== Segment start ==
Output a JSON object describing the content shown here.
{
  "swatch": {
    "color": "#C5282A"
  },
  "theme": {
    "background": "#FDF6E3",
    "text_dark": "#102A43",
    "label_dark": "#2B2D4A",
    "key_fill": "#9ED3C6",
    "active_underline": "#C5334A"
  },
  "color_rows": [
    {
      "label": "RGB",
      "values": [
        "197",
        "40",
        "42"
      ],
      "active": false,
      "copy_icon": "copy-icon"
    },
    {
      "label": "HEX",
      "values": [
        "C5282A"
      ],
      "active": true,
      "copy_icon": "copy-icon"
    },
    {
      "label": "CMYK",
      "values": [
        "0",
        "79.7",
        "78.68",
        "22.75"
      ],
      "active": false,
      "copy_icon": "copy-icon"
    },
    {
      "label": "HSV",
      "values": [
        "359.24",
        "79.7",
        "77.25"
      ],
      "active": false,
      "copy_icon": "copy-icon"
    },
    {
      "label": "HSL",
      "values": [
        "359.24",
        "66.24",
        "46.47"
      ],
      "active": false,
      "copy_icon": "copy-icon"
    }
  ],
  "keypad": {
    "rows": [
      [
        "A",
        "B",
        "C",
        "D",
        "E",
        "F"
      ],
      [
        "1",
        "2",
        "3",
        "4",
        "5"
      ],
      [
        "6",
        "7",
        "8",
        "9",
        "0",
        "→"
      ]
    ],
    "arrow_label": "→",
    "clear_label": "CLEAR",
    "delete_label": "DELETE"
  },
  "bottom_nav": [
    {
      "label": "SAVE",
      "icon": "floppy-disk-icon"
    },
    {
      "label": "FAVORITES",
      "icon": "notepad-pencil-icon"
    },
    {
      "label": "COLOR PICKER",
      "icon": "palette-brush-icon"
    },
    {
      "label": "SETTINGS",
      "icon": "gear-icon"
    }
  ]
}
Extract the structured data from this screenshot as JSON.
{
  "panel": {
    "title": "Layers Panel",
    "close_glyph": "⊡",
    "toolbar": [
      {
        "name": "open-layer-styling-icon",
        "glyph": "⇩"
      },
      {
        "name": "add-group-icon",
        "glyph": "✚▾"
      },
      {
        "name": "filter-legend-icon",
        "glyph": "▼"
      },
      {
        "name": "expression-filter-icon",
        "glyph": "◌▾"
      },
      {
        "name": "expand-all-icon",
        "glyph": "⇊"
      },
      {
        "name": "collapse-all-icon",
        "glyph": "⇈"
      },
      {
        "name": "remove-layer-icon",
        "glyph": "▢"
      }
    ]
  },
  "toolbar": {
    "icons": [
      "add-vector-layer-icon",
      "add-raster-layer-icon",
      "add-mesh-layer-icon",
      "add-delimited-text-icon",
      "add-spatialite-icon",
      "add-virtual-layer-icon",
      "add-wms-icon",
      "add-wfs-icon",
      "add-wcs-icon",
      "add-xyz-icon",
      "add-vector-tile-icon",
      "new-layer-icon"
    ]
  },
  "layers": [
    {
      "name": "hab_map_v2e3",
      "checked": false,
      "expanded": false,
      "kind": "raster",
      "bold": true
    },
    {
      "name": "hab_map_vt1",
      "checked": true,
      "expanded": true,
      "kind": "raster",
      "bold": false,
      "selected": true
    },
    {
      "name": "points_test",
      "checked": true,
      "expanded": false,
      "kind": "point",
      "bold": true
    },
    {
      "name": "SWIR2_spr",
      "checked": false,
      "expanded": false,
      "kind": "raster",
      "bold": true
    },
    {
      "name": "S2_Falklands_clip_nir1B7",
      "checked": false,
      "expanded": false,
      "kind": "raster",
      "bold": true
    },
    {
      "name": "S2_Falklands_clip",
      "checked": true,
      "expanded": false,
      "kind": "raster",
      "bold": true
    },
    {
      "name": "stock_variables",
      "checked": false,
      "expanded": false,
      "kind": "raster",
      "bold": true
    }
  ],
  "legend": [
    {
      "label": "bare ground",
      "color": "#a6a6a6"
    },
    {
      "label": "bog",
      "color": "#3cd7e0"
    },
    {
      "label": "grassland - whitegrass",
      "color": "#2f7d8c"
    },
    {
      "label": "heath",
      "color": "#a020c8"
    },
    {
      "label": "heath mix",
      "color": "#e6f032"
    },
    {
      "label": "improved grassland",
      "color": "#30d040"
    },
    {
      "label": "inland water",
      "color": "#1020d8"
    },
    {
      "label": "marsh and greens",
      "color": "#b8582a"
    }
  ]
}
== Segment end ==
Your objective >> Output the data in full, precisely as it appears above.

Solution to this exercise >>
Output a JSON object describing the content shown here.
{
  "swatch": {
    "color": "#C5282A"
  },
  "theme": {
    "background": "#FDF6E3",
    "text_dark": "#102A43",
    "label_dark": "#2B2D4A",
    "key_fill": "#9ED3C6",
    "active_underline": "#C5334A"
  },
  "color_rows": [
    {
      "label": "RGB",
      "values": [
        "197",
        "40",
        "42"
      ],
      "active": false,
      "copy_icon": "copy-icon"
    },
    {
      "label": "HEX",
      "values": [
        "C5282A"
      ],
      "active": true,
      "copy_icon": "copy-icon"
    },
    {
      "label": "CMYK",
      "values": [
        "0",
        "79.7",
        "78.68",
        "22.75"
      ],
      "active": false,
      "copy_icon": "copy-icon"
    },
    {
      "label": "HSV",
      "values": [
        "359.24",
        "79.7",
        "77.25"
      ],
      "active": false,
      "copy_icon": "copy-icon"
    },
    {
      "label": "HSL",
      "values": [
        "359.24",
        "66.24",
        "46.47"
      ],
      "active": false,
      "copy_icon": "copy-icon"
    }
  ],
  "keypad": {
    "rows": [
      [
        "A",
        "B",
        "C",
        "D",
        "E",
        "F"
      ],
      [
        "1",
        "2",
        "3",
        "4",
        "5"
      ],
      [
        "6",
        "7",
        "8",
        "9",
        "0",
        "→"
      ]
    ],
    "arrow_label": "→",
    "clear_label": "CLEAR",
    "delete_label": "DELETE"
  },
  "bottom_nav": [
    {
      "label": "SAVE",
      "icon": "floppy-disk-icon"
    },
    {
      "label": "FAVORITES",
      "icon": "notepad-pencil-icon"
    },
    {
      "label": "COLOR PICKER",
      "icon": "palette-brush-icon"
    },
    {
      "label": "SETTINGS",
      "icon": "gear-icon"
    }
  ]
}
Extract the structured data from this screenshot as JSON.
{
  "panel": {
    "title": "Layers Panel",
    "close_glyph": "⊡",
    "toolbar": [
      {
        "name": "open-layer-styling-icon",
        "glyph": "⇩"
      },
      {
        "name": "add-group-icon",
        "glyph": "✚▾"
      },
      {
        "name": "filter-legend-icon",
        "glyph": "▼"
      },
      {
        "name": "expression-filter-icon",
        "glyph": "◌▾"
      },
      {
        "name": "expand-all-icon",
        "glyph": "⇊"
      },
      {
        "name": "collapse-all-icon",
        "glyph": "⇈"
      },
      {
        "name": "remove-layer-icon",
        "glyph": "▢"
      }
    ]
  },
  "toolbar": {
    "icons": [
      "add-vector-layer-icon",
      "add-raster-layer-icon",
      "add-mesh-layer-icon",
      "add-delimited-text-icon",
      "add-spatialite-icon",
      "add-virtual-layer-icon",
      "add-wms-icon",
      "add-wfs-icon",
      "add-wcs-icon",
      "add-xyz-icon",
      "add-vector-tile-icon",
      "new-layer-icon"
    ]
  },
  "layers": [
    {
      "name": "hab_map_v2e3",
      "checked": false,
      "expanded": false,
      "kind": "raster",
      "bold": true
    },
    {
      "name": "hab_map_vt1",
      "checked": true,
      "expanded": true,
      "kind": "raster",
      "bold": false,
      "selected": true
    },
    {
      "name": "points_test",
      "checked": true,
      "expanded": false,
      "kind": "point",
      "bold": true
    },
    {
      "name": "SWIR2_spr",
      "checked": false,
      "expanded": false,
      "kind": "raster",
      "bold": true
    },
    {
      "name": "S2_Falklands_clip_nir1B7",
      "checked": false,
      "expanded": false,
      "kind": "raster",
      "bold": true
    },
    {
      "name": "S2_Falklands_clip",
      "checked": true,
      "expanded": false,
      "kind": "raster",
      "bold": true
    },
    {
      "name": "stock_variables",
      "checked": false,
      "expanded": false,
      "kind": "raster",
      "bold": true
    }
  ],
  "legend": [
    {
      "label": "bare ground",
      "color": "#a6a6a6"
    },
    {
      "label": "bog",
      "color": "#3cd7e0"
    },
    {
      "label": "grassland - whitegrass",
      "color": "#2f7d8c"
    },
    {
      "label": "heath",
      "color": "#a020c8"
    },
    {
      "label": "heath mix",
      "color": "#e6f032"
    },
    {
      "label": "improved grassland",
      "color": "#30d040"
    },
    {
      "label": "inland water",
      "color": "#1020d8"
    },
    {
      "label": "marsh and greens",
      "color": "#b8582a"
    }
  ]
}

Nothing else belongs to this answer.